16 What Point of View?Kate gave Jeff a withering glance. The top math student in the class, he never missed an opportunity to embarrass Kate or put her down. Only that day he had made a fool of her by deliberately drawing the teacher’s attention to her when he knew she wasn’t listening.omniscient

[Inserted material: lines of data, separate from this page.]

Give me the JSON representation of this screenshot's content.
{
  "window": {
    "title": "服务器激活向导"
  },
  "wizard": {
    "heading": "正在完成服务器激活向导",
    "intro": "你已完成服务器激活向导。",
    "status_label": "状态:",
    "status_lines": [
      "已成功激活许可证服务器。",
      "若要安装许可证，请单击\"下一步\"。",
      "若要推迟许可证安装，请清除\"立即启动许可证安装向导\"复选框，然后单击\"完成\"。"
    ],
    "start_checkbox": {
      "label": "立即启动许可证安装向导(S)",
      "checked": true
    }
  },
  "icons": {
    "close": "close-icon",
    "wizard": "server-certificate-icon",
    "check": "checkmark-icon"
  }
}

17 Review: Point of View (1st, 3rd objective, 3rd limited, or 3rd omniscient) Charlie likes Sam but just wants her to be happy, so he keeps quiet. Sam wonders why Charlie just won’t ask her out.TRUE! nervous, very, very dreadfully nervous I had been and am; but why WILL you say that I am mad? Hearken! and observe how healthily, how calmly, I can tell you the whole story.John laughed hollowly. “You’re joking,” he said. The neon light flickered on his face, turning it a ghastly yellow. Veronica shook her head slowly. Her fingers were busy shredding her tear-stained paper tissue. “I’m not joking. It’s all true.” John stood up and banged his fist against the wall, hard, once. He was shaking his head in disbelief. “I’ll have to leave now,” he said, his voice terse.Marshall won the bet, and now he gets to slap Barney three times. Marshall decides not to slap Barney right away but to make him suffer in fear and anxiety for awhile. Eventually, Marshall slaps Barney after his awful one-man play.Omniscient1stObjective Objective-tells what happens without stating more than can be inferred from the story's action and dialogue. The narrator never discloses anything about what the characters think or feel, remaining a detached observer.Subjective- A narrator who is also part of the story. Often this means they impose their opinions and beliefs onto (or over) the events of the storyLimited
18 POINT OF VIEW PRACTICE 1st person: Mrs. Mallard’s reaction when she finds out her husband is dead.Mrs. Mallard’s reaction when she learns he is alive3rd person from her husband’s point of view
20 Journal #2 ImageryHow does Chopin’s use of IMAGERY contribute to your understanding of Mrs. Mallard’s character and situation? Did the IMAGERY make you more or less sympathetic toward her? Explain, citing specific lines from the story that influenced your response.THE SIGHTS AND SOUNDS FROM HER WINDOW ARE IMAGES OF LIFE, HOPE, PROMISE, AND FREEDOM; THEY SUPPORT HER YEARNING FOR FREEDOM BECAUSE THESE IMAGES ARE ALL OUTSIDE AND DISTANT. THESE IMAGES SUGGEST THAT FREEDOM IS A NATURAL RIGHT, MAKING HER ASPIRATIONS MORE SYMPATHETIC